It’s a universal truth, every student that I’ve ever met wants to do better. Unfortunately we don’t teach them how to do better. Improvement in anything requires feedback, reflection on that feedback and then action.
Assessment is the main form of feedback that students get. In primary school this consists of tests that focus in recalling facts; think spelling words and knowing historical dates. Wrong was wrong and right was right. The term for this is summative assessment, it evaluates learning at the end. End, over and done with. Students know the way to improve is to try harder, so that they remember more. No feedback was necessary. Just look at the grade and put it away.
As assessment tasks move to focusing on understanding, applying and analysing with knowledge responding to feedback is crucial to getting better.

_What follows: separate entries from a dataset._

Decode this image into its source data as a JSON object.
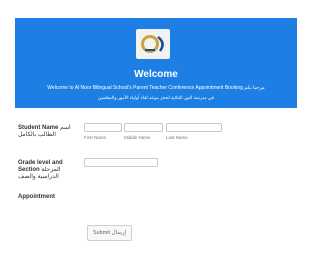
{
  "header": {
    "title": "Welcome",
    "subtitle": "Welcome to Al Noor Bilingual School's Parent Teacher Conference Appointment Booking  مرحبا بكم",
    "subtitle_ar": "في مدرسة النور الثنائية لحجز موعد لقاء أولياء الأمور والمعلمين",
    "accent_color": "#1d7fe4"
  },
  "form": {
    "student_name": {
      "label": "Student Name",
      "label_ar": "اسم الطالب بالكامل",
      "first_label": "First Name",
      "middle_label": "Middle Name",
      "last_label": "Last Name"
    },
    "grade": {
      "label": "Grade level and Section",
      "label_ar": "المرحلة الدراسية والصف"
    },
    "appointment": {
      "label": "Appointment"
    },
    "submit_label": "Submit  إرسال"
  }
}
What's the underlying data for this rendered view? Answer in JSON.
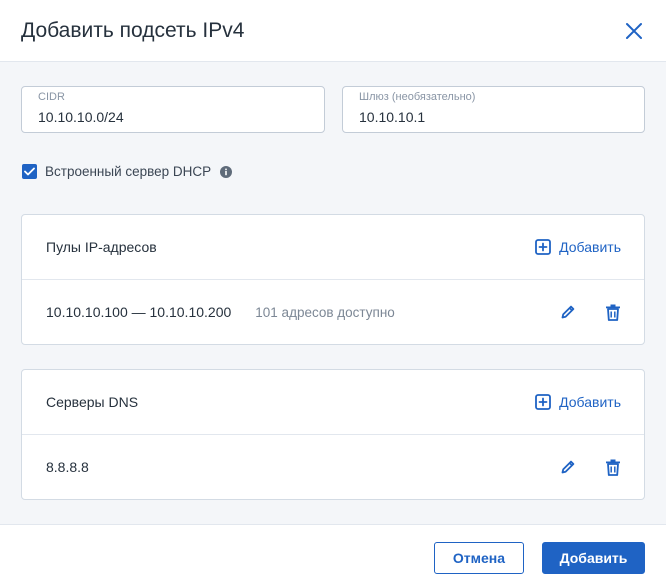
{
  "dialog": {
    "title": "Добавить подсеть IPv4",
    "close_icon": "close-icon"
  },
  "fields": {
    "cidr": {
      "label": "CIDR",
      "value": "10.10.10.0/24"
    },
    "gateway": {
      "label": "Шлюз (необязательно)",
      "value": "10.10.10.1"
    }
  },
  "dhcp": {
    "checked": true,
    "label": "Встроенный сервер DHCP",
    "info_icon": "info-icon"
  },
  "pools": {
    "title": "Пулы IP-адресов",
    "add_label": "Добавить",
    "items": [
      {
        "range": "10.10.10.100 — 10.10.10.200",
        "available": "101 адресов доступно"
      }
    ]
  },
  "dns": {
    "title": "Серверы DNS",
    "add_label": "Добавить",
    "items": [
      {
        "address": "8.8.8.8"
      }
    ]
  },
  "footer": {
    "cancel_label": "Отмена",
    "add_label": "Добавить"
  },
  "colors": {
    "accent": "#1f63c4",
    "body_bg": "#f4f6f9",
    "border": "#c3ccd7",
    "text": "#26313d",
    "muted": "#7c8795"
  }
}
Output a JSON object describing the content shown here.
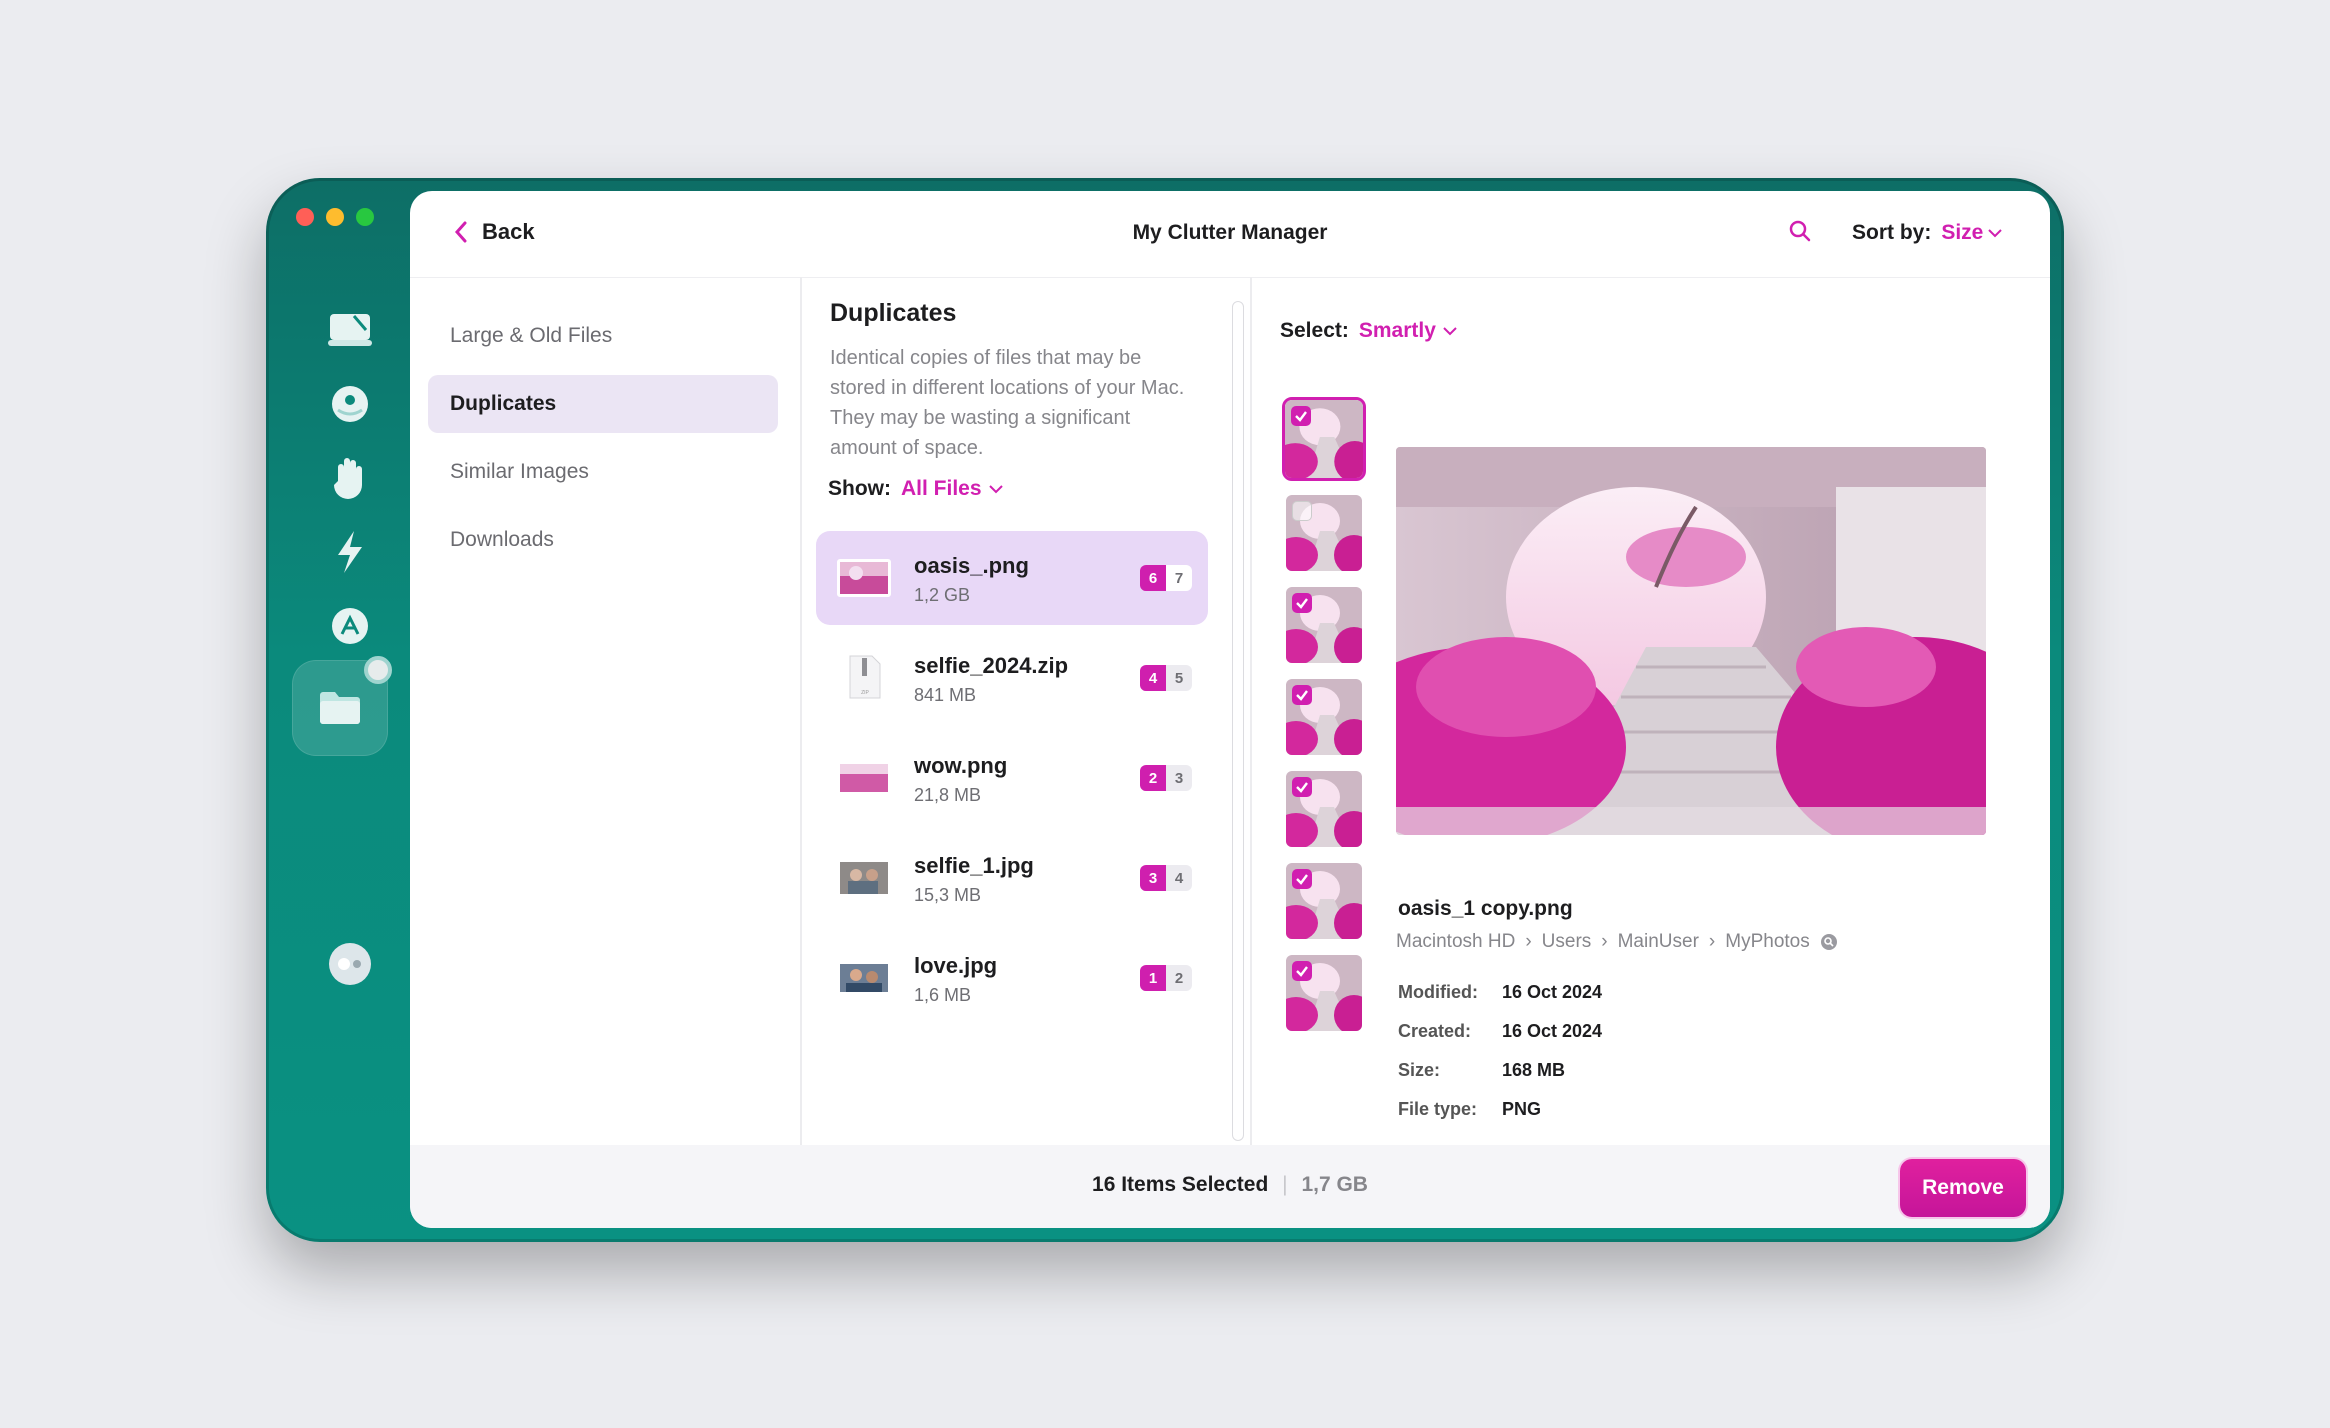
{
  "window": {
    "title": "My Clutter Manager",
    "back_label": "Back"
  },
  "sort": {
    "label": "Sort by:",
    "value": "Size"
  },
  "categories": [
    {
      "label": "Large & Old Files",
      "selected": false
    },
    {
      "label": "Duplicates",
      "selected": true
    },
    {
      "label": "Similar Images",
      "selected": false
    },
    {
      "label": "Downloads",
      "selected": false
    }
  ],
  "list": {
    "heading": "Duplicates",
    "description": "Identical copies of files that may be stored in different locations of your Mac. They may be wasting a significant amount of space.",
    "show_label": "Show:",
    "show_value": "All Files",
    "items": [
      {
        "name": "oasis_.png",
        "size": "1,2 GB",
        "selected_count": "6",
        "total": "7",
        "selected": true,
        "thumb": "pink-image"
      },
      {
        "name": "selfie_2024.zip",
        "size": "841 MB",
        "selected_count": "4",
        "total": "5",
        "selected": false,
        "thumb": "zip-file"
      },
      {
        "name": "wow.png",
        "size": "21,8 MB",
        "selected_count": "2",
        "total": "3",
        "selected": false,
        "thumb": "pink-image"
      },
      {
        "name": "selfie_1.jpg",
        "size": "15,3 MB",
        "selected_count": "3",
        "total": "4",
        "selected": false,
        "thumb": "photo"
      },
      {
        "name": "love.jpg",
        "size": "1,6 MB",
        "selected_count": "1",
        "total": "2",
        "selected": false,
        "thumb": "photo"
      }
    ]
  },
  "detail": {
    "select_label": "Select:",
    "select_value": "Smartly",
    "copies": [
      true,
      false,
      true,
      true,
      true,
      true,
      true
    ],
    "file_name": "oasis_1 copy.png",
    "path": [
      "Macintosh HD",
      "Users",
      "MainUser",
      "MyPhotos"
    ],
    "meta": [
      {
        "key": "Modified:",
        "value": "16 Oct 2024"
      },
      {
        "key": "Created:",
        "value": "16 Oct 2024"
      },
      {
        "key": "Size:",
        "value": "168 MB"
      },
      {
        "key": "File type:",
        "value": "PNG"
      }
    ]
  },
  "footer": {
    "selected_text": "16 Items Selected",
    "selected_size": "1,7 GB",
    "remove_label": "Remove"
  },
  "colors": {
    "accent": "#d11fb0",
    "rail": "#0b8a7c",
    "selected_row": "#e8d8f7"
  }
}
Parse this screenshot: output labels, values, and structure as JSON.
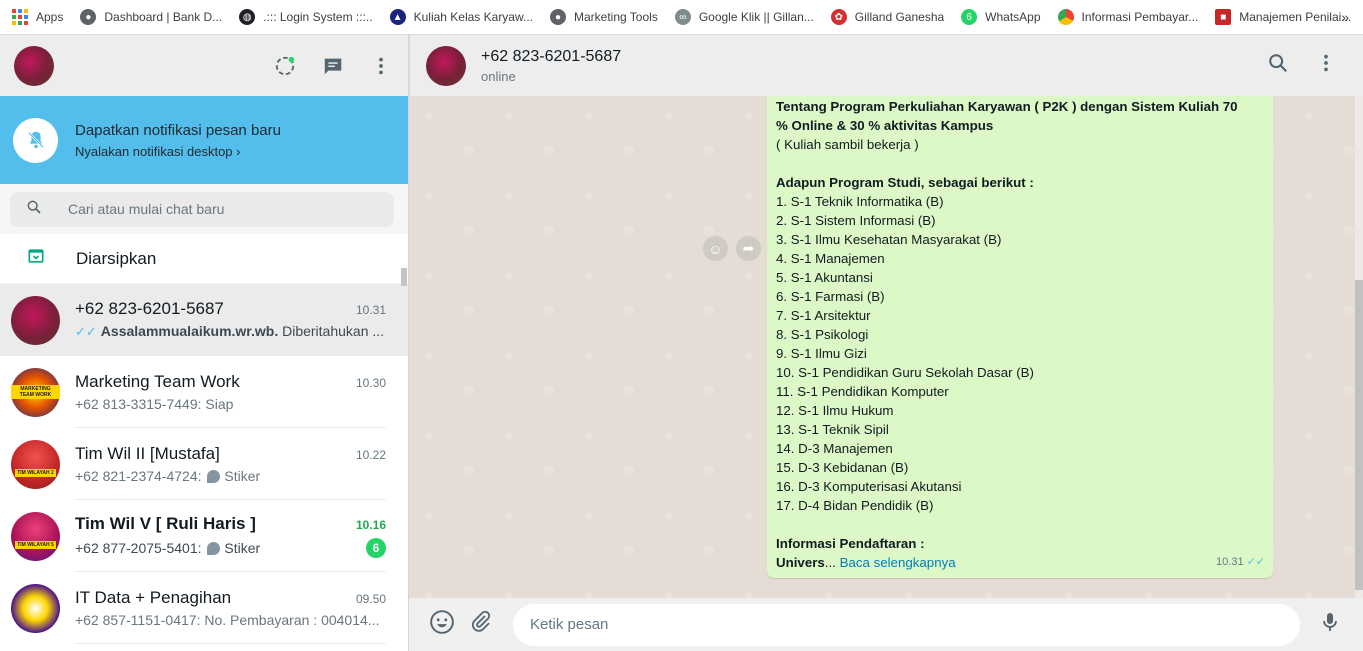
{
  "bookmarks": {
    "apps_label": "Apps",
    "items": [
      {
        "label": "Dashboard | Bank D...",
        "icon": "hat-icon",
        "color": "#5f6368"
      },
      {
        "label": ".::: Login System :::..",
        "icon": "globe-icon",
        "color": "#202124"
      },
      {
        "label": "Kuliah Kelas Karyaw...",
        "icon": "mortarboard-icon",
        "color": "#1a237e"
      },
      {
        "label": "Marketing Tools",
        "icon": "hat-icon",
        "color": "#5f6368"
      },
      {
        "label": "Google Klik || Gillan...",
        "icon": "binoculars-icon",
        "color": "#7e8c8d"
      },
      {
        "label": "Gilland Ganesha",
        "icon": "ganesha-logo-icon",
        "color": "#d32f2f"
      },
      {
        "label": "WhatsApp",
        "icon": "whatsapp-icon",
        "color": "#25d366"
      },
      {
        "label": "Informasi Pembayar...",
        "icon": "chrome-icon",
        "color": "#e53935"
      },
      {
        "label": "Manajemen Penilai...",
        "icon": "flag-icon",
        "color": "#c62828"
      }
    ],
    "more": "»"
  },
  "sidebar": {
    "notification": {
      "title": "Dapatkan notifikasi pesan baru",
      "link": "Nyalakan notifikasi desktop ›"
    },
    "search": {
      "placeholder": "Cari atau mulai chat baru"
    },
    "archived_label": "Diarsipkan",
    "chats": [
      {
        "name": "+62 823-6201-5687",
        "time": "10.31",
        "ticks": "✓✓",
        "preview_bold": "Assalammualaikum.wr.wb.",
        "preview": " Diberitahukan ...",
        "avatar_color": "#8a3a4a"
      },
      {
        "name": "Marketing Team Work",
        "time": "10.30",
        "preview": "+62 813-3315-7449: Siap",
        "avatar_text": "MARKETING TEAM WORK",
        "avatar_color": "#e65100"
      },
      {
        "name": "Tim Wil II [Mustafa]",
        "time": "10.22",
        "preview_prefix": "+62 821-2374-4724:",
        "preview": "Stiker",
        "avatar_text": "TIM WILAYAH 2",
        "avatar_color": "#c62828"
      },
      {
        "name": "Tim Wil V [ Ruli Haris ]",
        "time": "10.16",
        "preview_prefix": "+62 877-2075-5401:",
        "preview": "Stiker",
        "unread": "6",
        "avatar_text": "TIM WILAYAH 5",
        "avatar_color": "#ad1457"
      },
      {
        "name": "IT Data + Penagihan",
        "time": "09.50",
        "preview": "+62 857-1151-0417: No. Pembayaran : 004014...",
        "avatar_color": "#4a148c"
      }
    ]
  },
  "conversation": {
    "name": "+62 823-6201-5687",
    "status": "online",
    "message": {
      "lines": [
        {
          "text": "Tentang Program Perkuliahan Karyawan ( P2K ) dengan  Sistem Kuliah 70",
          "bold": true
        },
        {
          "text": "%  Online & 30 % aktivitas Kampus",
          "bold": true
        },
        {
          "text": "( Kuliah sambil bekerja )"
        },
        {
          "text": ""
        },
        {
          "text": "Adapun Program Studi, sebagai berikut :",
          "bold": true
        },
        {
          "text": "1. S-1 Teknik Informatika (B)"
        },
        {
          "text": "2. S-1 Sistem Informasi (B)"
        },
        {
          "text": "3. S-1 Ilmu Kesehatan Masyarakat (B)"
        },
        {
          "text": "4. S-1 Manajemen"
        },
        {
          "text": "5. S-1 Akuntansi"
        },
        {
          "text": "6. S-1 Farmasi (B)"
        },
        {
          "text": "7. S-1 Arsitektur"
        },
        {
          "text": "8. S-1 Psikologi"
        },
        {
          "text": "9. S-1 Ilmu Gizi"
        },
        {
          "text": "10. S-1 Pendidikan Guru Sekolah Dasar (B)"
        },
        {
          "text": "11. S-1 Pendidikan Komputer"
        },
        {
          "text": "12. S-1 Ilmu Hukum"
        },
        {
          "text": "13. S-1 Teknik Sipil"
        },
        {
          "text": "14. D-3 Manajemen"
        },
        {
          "text": "15. D-3 Kebidanan (B)"
        },
        {
          "text": "16. D-3 Komputerisasi Akutansi"
        },
        {
          "text": "17. D-4 Bidan Pendidik (B)"
        },
        {
          "text": ""
        },
        {
          "text": "Informasi Pendaftaran :",
          "bold": true
        }
      ],
      "last_bold": "Univers",
      "ellipsis": "...",
      "read_more": "Baca selengkapnya",
      "time": "10.31",
      "ticks": "✓✓"
    },
    "composer_placeholder": "Ketik pesan"
  },
  "colors": {
    "notification_bg": "#53bdeb",
    "bubble_out": "#dcf8c6",
    "accent_green": "#25d366",
    "read_tick": "#53bdeb"
  }
}
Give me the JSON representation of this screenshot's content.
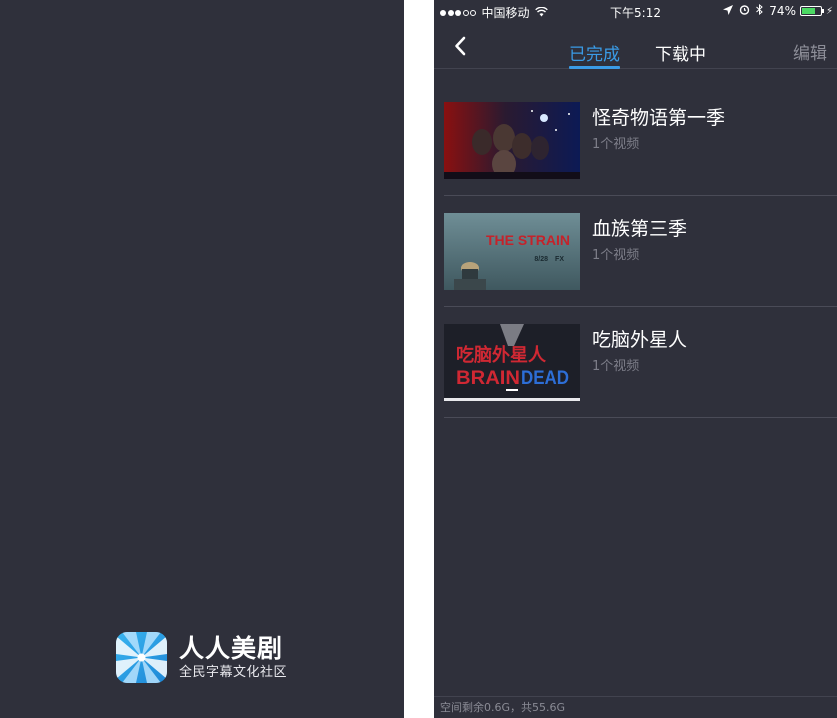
{
  "splash": {
    "app_name": "人人美剧",
    "slogan": "全民字幕文化社区"
  },
  "status_bar": {
    "carrier": "中国移动",
    "time": "下午5:12",
    "battery_percent": "74%",
    "battery_level": 0.74
  },
  "nav": {
    "tabs": [
      {
        "label": "已完成",
        "active": true
      },
      {
        "label": "下载中",
        "active": false
      }
    ],
    "edit_label": "编辑"
  },
  "downloads": [
    {
      "title": "怪奇物语第一季",
      "count": "1个视频"
    },
    {
      "title": "血族第三季",
      "count": "1个视频"
    },
    {
      "title": "吃脑外星人",
      "count": "1个视频"
    }
  ],
  "posters": {
    "strain_title": "THE STRAIN",
    "strain_date": "8/28",
    "strain_network": "FX",
    "braindead_cn": "吃脑外星人",
    "braindead_en_red": "BRAIN",
    "braindead_en_blue": "DEAD"
  },
  "footer": {
    "storage": "空间剩余0.6G，共55.6G"
  },
  "colors": {
    "background": "#2f303b",
    "accent": "#3a9be6",
    "battery": "#4cd964"
  }
}
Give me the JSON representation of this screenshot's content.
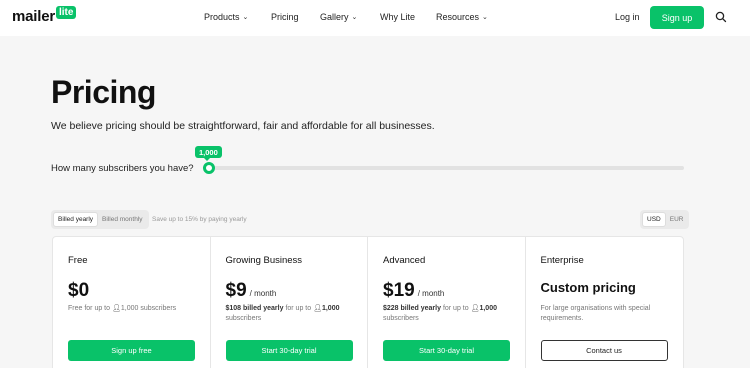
{
  "brand": {
    "word": "mailer",
    "badge": "lite",
    "accent": "#09c269"
  },
  "nav": {
    "items": [
      {
        "label": "Products",
        "dropdown": true
      },
      {
        "label": "Pricing",
        "dropdown": false
      },
      {
        "label": "Gallery",
        "dropdown": true
      },
      {
        "label": "Why Lite",
        "dropdown": false
      },
      {
        "label": "Resources",
        "dropdown": true
      }
    ],
    "login": "Log in",
    "signup": "Sign up",
    "search_icon": "search-icon"
  },
  "hero": {
    "title": "Pricing",
    "subtitle": "We believe pricing should be straightforward, fair and affordable for all businesses."
  },
  "slider": {
    "label": "How many subscribers you have?",
    "value": "1,000",
    "position_fraction": 0
  },
  "billing": {
    "options": [
      "Billed yearly",
      "Billed monthly"
    ],
    "selected": "Billed yearly",
    "note": "Save up to 15% by paying yearly"
  },
  "currency": {
    "options": [
      "USD",
      "EUR"
    ],
    "selected": "USD"
  },
  "plans": [
    {
      "name": "Free",
      "price": "$0",
      "period": "",
      "desc_prefix": "Free for up to",
      "desc_count": "1,000",
      "desc_suffix": "subscribers",
      "cta": "Sign up free"
    },
    {
      "name": "Growing Business",
      "price": "$9",
      "period": "/ month",
      "desc_prefix": "$108 billed yearly",
      "desc_mid": "for up to",
      "desc_count": "1,000",
      "desc_suffix": "subscribers",
      "cta": "Start 30-day trial"
    },
    {
      "name": "Advanced",
      "price": "$19",
      "period": "/ month",
      "desc_prefix": "$228 billed yearly",
      "desc_mid": "for up to",
      "desc_count": "1,000",
      "desc_suffix": "subscribers",
      "cta": "Start 30-day trial"
    },
    {
      "name": "Enterprise",
      "price": "Custom pricing",
      "period": "",
      "desc_prefix": "For large organisations with special requirements.",
      "cta": "Contact us"
    }
  ]
}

These assessments are known as formative. They demonstrate the progress of learning providing insight as to how far you have come and where you need to go.
Unfortunately students have only learned to just look at it, put it away and employ the previously successful “try harder” method for improvement.
In reality, all assessment is formative, there is always something to learn by evaluating our successes and mistakes through self reflection. Teaching your student to do this with summative assessments is important so that they can learn to be reflective:
- Look at the assessment with the student and ask them how it makes them feel. Acknowledge their feelings and if necessary, give them some time and space to process. They take a bad result personally.
- When they are ready, sit with them and work through the right and wrong answers. Have them categorise incorrect answers as either a silly mistake, didn’t know or bad question (yes there are bad questions out there and there is nothing we can do about it).
- Tally it up and see where improvements can be made. Silly mistakes usually occur because they were rushed or haven’t shown their full workings. Lack of knowledge is usually either they didn’t study the right material or never properly understood the material. Ask them about this to get to the bottom of the problem.
- Work with them to develop a plan to fix the problem. This might be extra help after school from the teacher, tutor, or mentor. If you think the problem is serious, contact the school and they should be able to get a learning specialist involved.